BEGIN Material to process

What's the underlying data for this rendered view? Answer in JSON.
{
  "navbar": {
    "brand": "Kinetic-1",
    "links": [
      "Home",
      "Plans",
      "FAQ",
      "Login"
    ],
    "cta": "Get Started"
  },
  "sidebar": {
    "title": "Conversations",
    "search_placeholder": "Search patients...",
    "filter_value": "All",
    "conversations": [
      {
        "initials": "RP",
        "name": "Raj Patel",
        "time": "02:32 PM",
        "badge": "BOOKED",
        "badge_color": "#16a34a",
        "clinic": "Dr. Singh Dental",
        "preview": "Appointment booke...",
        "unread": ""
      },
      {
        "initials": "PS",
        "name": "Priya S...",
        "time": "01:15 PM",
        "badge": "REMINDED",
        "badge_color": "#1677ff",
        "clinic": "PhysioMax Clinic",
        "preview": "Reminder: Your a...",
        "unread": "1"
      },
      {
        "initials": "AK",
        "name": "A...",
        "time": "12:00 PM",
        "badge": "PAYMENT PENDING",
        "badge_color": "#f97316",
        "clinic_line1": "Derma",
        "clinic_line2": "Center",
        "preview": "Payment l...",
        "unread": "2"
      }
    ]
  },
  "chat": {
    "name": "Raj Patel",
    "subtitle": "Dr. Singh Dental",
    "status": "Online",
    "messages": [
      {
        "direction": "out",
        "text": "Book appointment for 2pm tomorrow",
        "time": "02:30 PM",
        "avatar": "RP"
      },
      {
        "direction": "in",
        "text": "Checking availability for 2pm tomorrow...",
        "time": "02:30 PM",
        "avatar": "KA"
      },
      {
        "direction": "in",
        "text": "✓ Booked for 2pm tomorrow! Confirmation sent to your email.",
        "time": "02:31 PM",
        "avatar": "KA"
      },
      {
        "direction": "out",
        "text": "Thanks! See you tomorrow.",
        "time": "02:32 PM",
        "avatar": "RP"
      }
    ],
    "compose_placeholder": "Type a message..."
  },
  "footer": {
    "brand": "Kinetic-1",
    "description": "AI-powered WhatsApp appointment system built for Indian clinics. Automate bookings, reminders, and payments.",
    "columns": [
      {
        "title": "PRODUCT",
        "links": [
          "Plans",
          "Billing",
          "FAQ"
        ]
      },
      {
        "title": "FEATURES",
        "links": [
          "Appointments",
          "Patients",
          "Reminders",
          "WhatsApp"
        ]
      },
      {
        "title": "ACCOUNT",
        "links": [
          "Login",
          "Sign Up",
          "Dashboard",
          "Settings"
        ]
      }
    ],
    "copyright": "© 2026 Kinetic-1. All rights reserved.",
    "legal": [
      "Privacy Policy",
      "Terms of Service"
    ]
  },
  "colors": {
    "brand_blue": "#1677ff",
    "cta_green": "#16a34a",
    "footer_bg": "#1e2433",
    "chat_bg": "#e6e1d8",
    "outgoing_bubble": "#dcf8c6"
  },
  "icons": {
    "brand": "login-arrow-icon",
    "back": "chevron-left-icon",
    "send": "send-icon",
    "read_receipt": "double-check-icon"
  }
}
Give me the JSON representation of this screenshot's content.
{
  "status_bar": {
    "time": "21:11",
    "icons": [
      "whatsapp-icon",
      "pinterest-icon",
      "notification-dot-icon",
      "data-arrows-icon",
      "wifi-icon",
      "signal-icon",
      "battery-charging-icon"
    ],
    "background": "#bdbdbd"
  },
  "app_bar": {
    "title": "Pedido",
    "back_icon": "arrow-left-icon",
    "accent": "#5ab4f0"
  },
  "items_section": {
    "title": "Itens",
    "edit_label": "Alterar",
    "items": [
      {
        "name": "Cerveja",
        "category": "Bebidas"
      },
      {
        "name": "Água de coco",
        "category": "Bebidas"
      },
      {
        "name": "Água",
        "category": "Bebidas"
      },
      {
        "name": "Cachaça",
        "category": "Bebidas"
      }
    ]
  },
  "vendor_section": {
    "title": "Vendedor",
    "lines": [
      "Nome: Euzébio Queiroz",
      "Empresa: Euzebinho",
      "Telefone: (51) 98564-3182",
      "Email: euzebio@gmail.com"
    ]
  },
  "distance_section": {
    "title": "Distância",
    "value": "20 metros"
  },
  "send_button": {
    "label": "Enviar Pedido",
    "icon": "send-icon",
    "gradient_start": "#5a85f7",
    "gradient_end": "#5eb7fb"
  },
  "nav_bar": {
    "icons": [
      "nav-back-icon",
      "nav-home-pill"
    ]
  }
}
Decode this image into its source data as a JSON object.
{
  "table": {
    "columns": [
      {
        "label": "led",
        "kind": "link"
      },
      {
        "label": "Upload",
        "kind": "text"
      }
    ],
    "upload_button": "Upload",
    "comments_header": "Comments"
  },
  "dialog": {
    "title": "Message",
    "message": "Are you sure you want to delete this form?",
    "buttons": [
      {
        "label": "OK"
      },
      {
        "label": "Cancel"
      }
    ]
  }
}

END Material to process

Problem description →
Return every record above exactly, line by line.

Response to this task →
What's the underlying data for this rendered view? Answer in JSON.
{
  "navbar": {
    "brand": "Kinetic-1",
    "links": [
      "Home",
      "Plans",
      "FAQ",
      "Login"
    ],
    "cta": "Get Started"
  },
  "sidebar": {
    "title": "Conversations",
    "search_placeholder": "Search patients...",
    "filter_value": "All",
    "conversations": [
      {
        "initials": "RP",
        "name": "Raj Patel",
        "time": "02:32 PM",
        "badge": "BOOKED",
        "badge_color": "#16a34a",
        "clinic": "Dr. Singh Dental",
        "preview": "Appointment booke...",
        "unread": ""
      },
      {
        "initials": "PS",
        "name": "Priya S...",
        "time": "01:15 PM",
        "badge": "REMINDED",
        "badge_color": "#1677ff",
        "clinic": "PhysioMax Clinic",
        "preview": "Reminder: Your a...",
        "unread": "1"
      },
      {
        "initials": "AK",
        "name": "A...",
        "time": "12:00 PM",
        "badge": "PAYMENT PENDING",
        "badge_color": "#f97316",
        "clinic_line1": "Derma",
        "clinic_line2": "Center",
        "preview": "Payment l...",
        "unread": "2"
      }
    ]
  },
  "chat": {
    "name": "Raj Patel",
    "subtitle": "Dr. Singh Dental",
    "status": "Online",
    "messages": [
      {
        "direction": "out",
        "text": "Book appointment for 2pm tomorrow",
        "time": "02:30 PM",
        "avatar": "RP"
      },
      {
        "direction": "in",
        "text": "Checking availability for 2pm tomorrow...",
        "time": "02:30 PM",
        "avatar": "KA"
      },
      {
        "direction": "in",
        "text": "✓ Booked for 2pm tomorrow! Confirmation sent to your email.",
        "time": "02:31 PM",
        "avatar": "KA"
      },
      {
        "direction": "out",
        "text": "Thanks! See you tomorrow.",
        "time": "02:32 PM",
        "avatar": "RP"
      }
    ],
    "compose_placeholder": "Type a message..."
  },
  "footer": {
    "brand": "Kinetic-1",
    "description": "AI-powered WhatsApp appointment system built for Indian clinics. Automate bookings, reminders, and payments.",
    "columns": [
      {
        "title": "PRODUCT",
        "links": [
          "Plans",
          "Billing",
          "FAQ"
        ]
      },
      {
        "title": "FEATURES",
        "links": [
          "Appointments",
          "Patients",
          "Reminders",
          "WhatsApp"
        ]
      },
      {
        "title": "ACCOUNT",
        "links": [
          "Login",
          "Sign Up",
          "Dashboard",
          "Settings"
        ]
      }
    ],
    "copyright": "© 2026 Kinetic-1. All rights reserved.",
    "legal": [
      "Privacy Policy",
      "Terms of Service"
    ]
  },
  "colors": {
    "brand_blue": "#1677ff",
    "cta_green": "#16a34a",
    "footer_bg": "#1e2433",
    "chat_bg": "#e6e1d8",
    "outgoing_bubble": "#dcf8c6"
  },
  "icons": {
    "brand": "login-arrow-icon",
    "back": "chevron-left-icon",
    "send": "send-icon",
    "read_receipt": "double-check-icon"
  }
}
Give me the JSON representation of this screenshot's content.
{
  "status_bar": {
    "time": "21:11",
    "icons": [
      "whatsapp-icon",
      "pinterest-icon",
      "notification-dot-icon",
      "data-arrows-icon",
      "wifi-icon",
      "signal-icon",
      "battery-charging-icon"
    ],
    "background": "#bdbdbd"
  },
  "app_bar": {
    "title": "Pedido",
    "back_icon": "arrow-left-icon",
    "accent": "#5ab4f0"
  },
  "items_section": {
    "title": "Itens",
    "edit_label": "Alterar",
    "items": [
      {
        "name": "Cerveja",
        "category": "Bebidas"
      },
      {
        "name": "Água de coco",
        "category": "Bebidas"
      },
      {
        "name": "Água",
        "category": "Bebidas"
      },
      {
        "name": "Cachaça",
        "category": "Bebidas"
      }
    ]
  },
  "vendor_section": {
    "title": "Vendedor",
    "lines": [
      "Nome: Euzébio Queiroz",
      "Empresa: Euzebinho",
      "Telefone: (51) 98564-3182",
      "Email: euzebio@gmail.com"
    ]
  },
  "distance_section": {
    "title": "Distância",
    "value": "20 metros"
  },
  "send_button": {
    "label": "Enviar Pedido",
    "icon": "send-icon",
    "gradient_start": "#5a85f7",
    "gradient_end": "#5eb7fb"
  },
  "nav_bar": {
    "icons": [
      "nav-back-icon",
      "nav-home-pill"
    ]
  }
}
Decode this image into its source data as a JSON object.
{
  "table": {
    "columns": [
      {
        "label": "led",
        "kind": "link"
      },
      {
        "label": "Upload",
        "kind": "text"
      }
    ],
    "upload_button": "Upload",
    "comments_header": "Comments"
  },
  "dialog": {
    "title": "Message",
    "message": "Are you sure you want to delete this form?",
    "buttons": [
      {
        "label": "OK"
      },
      {
        "label": "Cancel"
      }
    ]
  }
}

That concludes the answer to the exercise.